Let's just all move to Mercury.
My (Stuart Armstrong) suggestion was never a practical idea for solving current energy problems - it was connected with the Fermi Paradox, showing how little effort would be required on a cosmic scale to start colonizing the entire universe (the original talk is at www.youtube.com/watch?v=zQTfuI-9jIo&feature=g-all-u&context=G240991cFAAAAAAAADAA ).
Even though it's not short term practical, the plan isn't fanciful. Solar power is about 3.8×10^26 Watts. The gravitational binding energy of Mercury is about 1.80 ×10^30 Joules, so if we go at about 1/3 efficiency, it would take about 5 hours to take Mercury apart from scratch. And there is enough material in Mercury to dyson nearly the whole sun (using a Dyson swarm, rather than a rigid sphere), in Mercury orbit (moving it up to Earth orbit would be pointless).
So the questions are:
1) Can we get the whole process started in the first place? (not yet)
2) Can we automate the whole process? (not yet)
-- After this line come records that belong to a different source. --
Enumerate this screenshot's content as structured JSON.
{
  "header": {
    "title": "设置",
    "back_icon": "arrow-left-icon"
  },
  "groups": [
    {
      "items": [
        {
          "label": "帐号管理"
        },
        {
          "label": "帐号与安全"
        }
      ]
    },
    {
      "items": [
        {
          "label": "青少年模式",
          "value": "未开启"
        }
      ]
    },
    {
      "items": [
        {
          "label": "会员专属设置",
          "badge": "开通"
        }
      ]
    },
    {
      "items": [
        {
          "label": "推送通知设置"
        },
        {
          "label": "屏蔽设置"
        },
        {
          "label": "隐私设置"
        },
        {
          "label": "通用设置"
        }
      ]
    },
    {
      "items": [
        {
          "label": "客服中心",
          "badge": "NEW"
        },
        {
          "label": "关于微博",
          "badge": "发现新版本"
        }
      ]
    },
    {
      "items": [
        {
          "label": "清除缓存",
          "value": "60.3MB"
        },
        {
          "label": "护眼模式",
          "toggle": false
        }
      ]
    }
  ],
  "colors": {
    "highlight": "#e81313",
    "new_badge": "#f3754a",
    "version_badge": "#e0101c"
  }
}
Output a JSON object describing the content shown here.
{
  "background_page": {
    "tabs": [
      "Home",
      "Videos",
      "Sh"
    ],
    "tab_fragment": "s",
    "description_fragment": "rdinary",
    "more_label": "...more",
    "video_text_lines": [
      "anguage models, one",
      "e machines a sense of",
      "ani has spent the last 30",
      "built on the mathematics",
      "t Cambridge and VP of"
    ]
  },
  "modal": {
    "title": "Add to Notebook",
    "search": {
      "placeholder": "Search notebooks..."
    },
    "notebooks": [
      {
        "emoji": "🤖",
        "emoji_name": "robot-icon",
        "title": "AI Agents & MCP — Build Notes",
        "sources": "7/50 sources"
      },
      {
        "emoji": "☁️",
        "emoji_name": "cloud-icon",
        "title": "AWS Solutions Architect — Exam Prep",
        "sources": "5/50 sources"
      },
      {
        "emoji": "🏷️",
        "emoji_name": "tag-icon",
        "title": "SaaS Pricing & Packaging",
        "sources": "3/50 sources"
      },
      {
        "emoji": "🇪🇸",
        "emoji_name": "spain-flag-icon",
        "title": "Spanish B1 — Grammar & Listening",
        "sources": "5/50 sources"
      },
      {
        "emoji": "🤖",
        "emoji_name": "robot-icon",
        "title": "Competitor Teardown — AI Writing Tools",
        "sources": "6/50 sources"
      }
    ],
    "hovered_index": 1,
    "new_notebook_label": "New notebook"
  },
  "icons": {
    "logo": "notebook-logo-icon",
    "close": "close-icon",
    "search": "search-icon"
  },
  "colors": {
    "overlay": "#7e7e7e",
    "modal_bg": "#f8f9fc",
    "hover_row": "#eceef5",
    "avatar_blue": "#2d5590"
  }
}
3) And can we automate the whole process well enough to get a proper feedback loop (where the solar captors we build send their energy to Mercury to continue the mining that builds more solar captors, etc...)? (maybe not possible)
If we get that feedback loop, then exponential growth will allow us to disassemble Mercury in pretty trivial amounts of time. If not, it will take considerably longer.
Cheese made a lot of sense there and in response to the whole freezing Earth by blocking the sun deal... these things wouldn't block the sun out, we're not that stupid of a race. With how small mercury is in the sky, those tiny things in comparison wouldn't even begin to block the sun out. NASA is able to do so much more than they do, we probably could have colonized other moons and planets by now except they're dragging their feet massively. I can imagine by the time this idea would be put into action at NASAs current pace, we'd already have solar panel-like things nearing 90% efficiency or better making the outside energy requirement not generated by the sun almost non-existant.